### [SUPPLIED MATERIAL]
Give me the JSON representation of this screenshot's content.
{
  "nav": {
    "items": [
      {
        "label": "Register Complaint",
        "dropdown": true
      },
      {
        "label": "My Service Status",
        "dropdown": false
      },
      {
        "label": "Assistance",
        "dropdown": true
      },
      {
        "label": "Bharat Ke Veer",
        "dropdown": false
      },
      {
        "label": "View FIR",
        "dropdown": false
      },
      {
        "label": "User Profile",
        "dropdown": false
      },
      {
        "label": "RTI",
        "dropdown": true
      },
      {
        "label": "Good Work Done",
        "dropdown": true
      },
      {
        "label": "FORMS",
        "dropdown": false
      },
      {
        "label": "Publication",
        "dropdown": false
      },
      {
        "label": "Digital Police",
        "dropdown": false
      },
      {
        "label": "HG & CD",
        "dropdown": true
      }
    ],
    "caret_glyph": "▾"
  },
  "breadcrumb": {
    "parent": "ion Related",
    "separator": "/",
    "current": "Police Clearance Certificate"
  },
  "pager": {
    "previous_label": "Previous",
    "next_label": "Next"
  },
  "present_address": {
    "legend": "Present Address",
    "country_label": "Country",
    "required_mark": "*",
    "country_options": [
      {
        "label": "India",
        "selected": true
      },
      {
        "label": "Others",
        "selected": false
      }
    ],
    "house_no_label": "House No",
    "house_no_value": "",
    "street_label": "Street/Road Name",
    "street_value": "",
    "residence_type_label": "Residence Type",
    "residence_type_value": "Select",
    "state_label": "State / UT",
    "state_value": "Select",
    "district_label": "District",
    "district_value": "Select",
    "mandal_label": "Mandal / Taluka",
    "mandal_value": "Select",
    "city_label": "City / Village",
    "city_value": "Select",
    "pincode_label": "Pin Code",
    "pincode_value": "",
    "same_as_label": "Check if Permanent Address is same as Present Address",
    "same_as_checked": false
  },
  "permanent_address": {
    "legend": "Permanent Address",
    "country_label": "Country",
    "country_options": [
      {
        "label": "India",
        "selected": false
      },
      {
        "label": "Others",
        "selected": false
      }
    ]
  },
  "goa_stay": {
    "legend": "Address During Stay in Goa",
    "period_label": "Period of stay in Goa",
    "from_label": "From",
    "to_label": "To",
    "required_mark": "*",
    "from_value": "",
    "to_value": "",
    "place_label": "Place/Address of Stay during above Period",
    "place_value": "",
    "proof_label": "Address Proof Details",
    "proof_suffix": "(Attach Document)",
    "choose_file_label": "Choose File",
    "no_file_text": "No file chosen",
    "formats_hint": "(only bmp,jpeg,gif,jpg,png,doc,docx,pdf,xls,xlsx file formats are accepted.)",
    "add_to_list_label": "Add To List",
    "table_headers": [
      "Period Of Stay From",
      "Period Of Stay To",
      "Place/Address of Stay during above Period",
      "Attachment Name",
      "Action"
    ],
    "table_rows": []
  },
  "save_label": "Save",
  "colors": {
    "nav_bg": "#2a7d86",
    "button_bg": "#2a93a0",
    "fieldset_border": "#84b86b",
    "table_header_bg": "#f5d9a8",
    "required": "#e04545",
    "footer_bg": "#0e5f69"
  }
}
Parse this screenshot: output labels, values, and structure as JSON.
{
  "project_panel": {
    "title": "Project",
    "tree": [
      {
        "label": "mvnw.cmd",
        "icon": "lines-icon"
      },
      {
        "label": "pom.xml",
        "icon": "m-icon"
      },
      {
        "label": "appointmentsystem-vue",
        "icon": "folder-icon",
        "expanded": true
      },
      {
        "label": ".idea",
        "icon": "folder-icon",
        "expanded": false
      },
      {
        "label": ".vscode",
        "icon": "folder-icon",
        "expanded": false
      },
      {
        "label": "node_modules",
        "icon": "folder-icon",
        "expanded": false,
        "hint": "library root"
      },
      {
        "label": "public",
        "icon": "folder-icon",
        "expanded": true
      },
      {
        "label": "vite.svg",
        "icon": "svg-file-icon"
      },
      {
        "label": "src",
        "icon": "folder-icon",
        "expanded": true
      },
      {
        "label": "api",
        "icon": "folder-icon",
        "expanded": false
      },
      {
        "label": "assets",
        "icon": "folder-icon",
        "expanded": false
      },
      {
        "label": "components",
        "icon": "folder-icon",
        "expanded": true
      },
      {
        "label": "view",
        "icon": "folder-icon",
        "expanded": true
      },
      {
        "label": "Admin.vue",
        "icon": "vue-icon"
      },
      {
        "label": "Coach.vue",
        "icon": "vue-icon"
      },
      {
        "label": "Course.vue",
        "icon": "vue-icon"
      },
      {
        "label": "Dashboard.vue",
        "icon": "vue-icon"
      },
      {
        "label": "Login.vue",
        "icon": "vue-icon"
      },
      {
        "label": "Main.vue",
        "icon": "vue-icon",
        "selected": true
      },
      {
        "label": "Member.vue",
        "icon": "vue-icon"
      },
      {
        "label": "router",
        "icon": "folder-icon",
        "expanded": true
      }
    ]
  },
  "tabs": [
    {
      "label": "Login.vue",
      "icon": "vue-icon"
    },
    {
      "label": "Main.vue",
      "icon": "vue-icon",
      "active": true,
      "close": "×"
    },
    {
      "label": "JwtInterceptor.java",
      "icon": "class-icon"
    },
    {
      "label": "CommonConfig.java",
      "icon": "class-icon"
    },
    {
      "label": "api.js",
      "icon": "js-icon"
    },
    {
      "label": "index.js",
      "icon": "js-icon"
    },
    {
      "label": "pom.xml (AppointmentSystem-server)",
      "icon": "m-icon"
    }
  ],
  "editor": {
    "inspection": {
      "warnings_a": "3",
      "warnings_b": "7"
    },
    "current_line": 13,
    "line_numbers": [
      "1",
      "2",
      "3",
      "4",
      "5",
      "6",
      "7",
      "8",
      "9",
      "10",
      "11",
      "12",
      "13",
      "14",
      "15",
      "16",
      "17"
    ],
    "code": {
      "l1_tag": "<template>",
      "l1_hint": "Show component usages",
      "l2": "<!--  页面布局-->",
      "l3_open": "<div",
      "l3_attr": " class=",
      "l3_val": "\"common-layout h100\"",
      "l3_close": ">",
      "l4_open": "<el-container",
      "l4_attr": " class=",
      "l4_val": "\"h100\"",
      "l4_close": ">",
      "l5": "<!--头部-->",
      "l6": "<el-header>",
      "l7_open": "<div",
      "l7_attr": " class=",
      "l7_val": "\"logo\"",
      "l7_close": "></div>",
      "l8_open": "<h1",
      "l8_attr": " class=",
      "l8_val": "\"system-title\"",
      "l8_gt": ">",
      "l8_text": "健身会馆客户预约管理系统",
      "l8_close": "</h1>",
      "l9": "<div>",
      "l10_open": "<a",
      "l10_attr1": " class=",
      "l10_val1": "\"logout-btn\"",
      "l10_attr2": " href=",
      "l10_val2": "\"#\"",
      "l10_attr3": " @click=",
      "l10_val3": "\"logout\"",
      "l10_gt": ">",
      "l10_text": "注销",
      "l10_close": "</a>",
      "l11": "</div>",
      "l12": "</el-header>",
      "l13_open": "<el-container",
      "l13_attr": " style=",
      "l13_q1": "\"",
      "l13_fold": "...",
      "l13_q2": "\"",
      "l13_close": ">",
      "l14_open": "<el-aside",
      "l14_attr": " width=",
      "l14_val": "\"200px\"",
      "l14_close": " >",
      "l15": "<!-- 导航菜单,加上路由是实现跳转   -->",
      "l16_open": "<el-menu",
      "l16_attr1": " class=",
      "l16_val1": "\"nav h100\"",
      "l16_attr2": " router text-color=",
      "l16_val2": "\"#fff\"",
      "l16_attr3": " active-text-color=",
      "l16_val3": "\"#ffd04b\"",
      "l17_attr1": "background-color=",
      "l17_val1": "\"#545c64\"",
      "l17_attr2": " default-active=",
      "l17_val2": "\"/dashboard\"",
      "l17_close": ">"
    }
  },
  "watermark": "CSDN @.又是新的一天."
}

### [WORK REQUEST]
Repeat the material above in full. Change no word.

### [RESPONSE AREA]
Give me the JSON representation of this screenshot's content.
{
  "nav": {
    "items": [
      {
        "label": "Register Complaint",
        "dropdown": true
      },
      {
        "label": "My Service Status",
        "dropdown": false
      },
      {
        "label": "Assistance",
        "dropdown": true
      },
      {
        "label": "Bharat Ke Veer",
        "dropdown": false
      },
      {
        "label": "View FIR",
        "dropdown": false
      },
      {
        "label": "User Profile",
        "dropdown": false
      },
      {
        "label": "RTI",
        "dropdown": true
      },
      {
        "label": "Good Work Done",
        "dropdown": true
      },
      {
        "label": "FORMS",
        "dropdown": false
      },
      {
        "label": "Publication",
        "dropdown": false
      },
      {
        "label": "Digital Police",
        "dropdown": false
      },
      {
        "label": "HG & CD",
        "dropdown": true
      }
    ],
    "caret_glyph": "▾"
  },
  "breadcrumb": {
    "parent": "ion Related",
    "separator": "/",
    "current": "Police Clearance Certificate"
  },
  "pager": {
    "previous_label": "Previous",
    "next_label": "Next"
  },
  "present_address": {
    "legend": "Present Address",
    "country_label": "Country",
    "required_mark": "*",
    "country_options": [
      {
        "label": "India",
        "selected": true
      },
      {
        "label": "Others",
        "selected": false
      }
    ],
    "house_no_label": "House No",
    "house_no_value": "",
    "street_label": "Street/Road Name",
    "street_value": "",
    "residence_type_label": "Residence Type",
    "residence_type_value": "Select",
    "state_label": "State / UT",
    "state_value": "Select",
    "district_label": "District",
    "district_value": "Select",
    "mandal_label": "Mandal / Taluka",
    "mandal_value": "Select",
    "city_label": "City / Village",
    "city_value": "Select",
    "pincode_label": "Pin Code",
    "pincode_value": "",
    "same_as_label": "Check if Permanent Address is same as Present Address",
    "same_as_checked": false
  },
  "permanent_address": {
    "legend": "Permanent Address",
    "country_label": "Country",
    "country_options": [
      {
        "label": "India",
        "selected": false
      },
      {
        "label": "Others",
        "selected": false
      }
    ]
  },
  "goa_stay": {
    "legend": "Address During Stay in Goa",
    "period_label": "Period of stay in Goa",
    "from_label": "From",
    "to_label": "To",
    "required_mark": "*",
    "from_value": "",
    "to_value": "",
    "place_label": "Place/Address of Stay during above Period",
    "place_value": "",
    "proof_label": "Address Proof Details",
    "proof_suffix": "(Attach Document)",
    "choose_file_label": "Choose File",
    "no_file_text": "No file chosen",
    "formats_hint": "(only bmp,jpeg,gif,jpg,png,doc,docx,pdf,xls,xlsx file formats are accepted.)",
    "add_to_list_label": "Add To List",
    "table_headers": [
      "Period Of Stay From",
      "Period Of Stay To",
      "Place/Address of Stay during above Period",
      "Attachment Name",
      "Action"
    ],
    "table_rows": []
  },
  "save_label": "Save",
  "colors": {
    "nav_bg": "#2a7d86",
    "button_bg": "#2a93a0",
    "fieldset_border": "#84b86b",
    "table_header_bg": "#f5d9a8",
    "required": "#e04545",
    "footer_bg": "#0e5f69"
  }
}
Parse this screenshot: output labels, values, and structure as JSON.
{
  "project_panel": {
    "title": "Project",
    "tree": [
      {
        "label": "mvnw.cmd",
        "icon": "lines-icon"
      },
      {
        "label": "pom.xml",
        "icon": "m-icon"
      },
      {
        "label": "appointmentsystem-vue",
        "icon": "folder-icon",
        "expanded": true
      },
      {
        "label": ".idea",
        "icon": "folder-icon",
        "expanded": false
      },
      {
        "label": ".vscode",
        "icon": "folder-icon",
        "expanded": false
      },
      {
        "label": "node_modules",
        "icon": "folder-icon",
        "expanded": false,
        "hint": "library root"
      },
      {
        "label": "public",
        "icon": "folder-icon",
        "expanded": true
      },
      {
        "label": "vite.svg",
        "icon": "svg-file-icon"
      },
      {
        "label": "src",
        "icon": "folder-icon",
        "expanded": true
      },
      {
        "label": "api",
        "icon": "folder-icon",
        "expanded": false
      },
      {
        "label": "assets",
        "icon": "folder-icon",
        "expanded": false
      },
      {
        "label": "components",
        "icon": "folder-icon",
        "expanded": true
      },
      {
        "label": "view",
        "icon": "folder-icon",
        "expanded": true
      },
      {
        "label": "Admin.vue",
        "icon": "vue-icon"
      },
      {
        "label": "Coach.vue",
        "icon": "vue-icon"
      },
      {
        "label": "Course.vue",
        "icon": "vue-icon"
      },
      {
        "label": "Dashboard.vue",
        "icon": "vue-icon"
      },
      {
        "label": "Login.vue",
        "icon": "vue-icon"
      },
      {
        "label": "Main.vue",
        "icon": "vue-icon",
        "selected": true
      },
      {
        "label": "Member.vue",
        "icon": "vue-icon"
      },
      {
        "label": "router",
        "icon": "folder-icon",
        "expanded": true
      }
    ]
  },
  "tabs": [
    {
      "label": "Login.vue",
      "icon": "vue-icon"
    },
    {
      "label": "Main.vue",
      "icon": "vue-icon",
      "active": true,
      "close": "×"
    },
    {
      "label": "JwtInterceptor.java",
      "icon": "class-icon"
    },
    {
      "label": "CommonConfig.java",
      "icon": "class-icon"
    },
    {
      "label": "api.js",
      "icon": "js-icon"
    },
    {
      "label": "index.js",
      "icon": "js-icon"
    },
    {
      "label": "pom.xml (AppointmentSystem-server)",
      "icon": "m-icon"
    }
  ],
  "editor": {
    "inspection": {
      "warnings_a": "3",
      "warnings_b": "7"
    },
    "current_line": 13,
    "line_numbers": [
      "1",
      "2",
      "3",
      "4",
      "5",
      "6",
      "7",
      "8",
      "9",
      "10",
      "11",
      "12",
      "13",
      "14",
      "15",
      "16",
      "17"
    ],
    "code": {
      "l1_tag": "<template>",
      "l1_hint": "Show component usages",
      "l2": "<!--  页面布局-->",
      "l3_open": "<div",
      "l3_attr": " class=",
      "l3_val": "\"common-layout h100\"",
      "l3_close": ">",
      "l4_open": "<el-container",
      "l4_attr": " class=",
      "l4_val": "\"h100\"",
      "l4_close": ">",
      "l5": "<!--头部-->",
      "l6": "<el-header>",
      "l7_open": "<div",
      "l7_attr": " class=",
      "l7_val": "\"logo\"",
      "l7_close": "></div>",
      "l8_open": "<h1",
      "l8_attr": " class=",
      "l8_val": "\"system-title\"",
      "l8_gt": ">",
      "l8_text": "健身会馆客户预约管理系统",
      "l8_close": "</h1>",
      "l9": "<div>",
      "l10_open": "<a",
      "l10_attr1": " class=",
      "l10_val1": "\"logout-btn\"",
      "l10_attr2": " href=",
      "l10_val2": "\"#\"",
      "l10_attr3": " @click=",
      "l10_val3": "\"logout\"",
      "l10_gt": ">",
      "l10_text": "注销",
      "l10_close": "</a>",
      "l11": "</div>",
      "l12": "</el-header>",
      "l13_open": "<el-container",
      "l13_attr": " style=",
      "l13_q1": "\"",
      "l13_fold": "...",
      "l13_q2": "\"",
      "l13_close": ">",
      "l14_open": "<el-aside",
      "l14_attr": " width=",
      "l14_val": "\"200px\"",
      "l14_close": " >",
      "l15": "<!-- 导航菜单,加上路由是实现跳转   -->",
      "l16_open": "<el-menu",
      "l16_attr1": " class=",
      "l16_val1": "\"nav h100\"",
      "l16_attr2": " router text-color=",
      "l16_val2": "\"#fff\"",
      "l16_attr3": " active-text-color=",
      "l16_val3": "\"#ffd04b\"",
      "l17_attr1": "background-color=",
      "l17_val1": "\"#545c64\"",
      "l17_attr2": " default-active=",
      "l17_val2": "\"/dashboard\"",
      "l17_close": ">"
    }
  },
  "watermark": "CSDN @.又是新的一天."
}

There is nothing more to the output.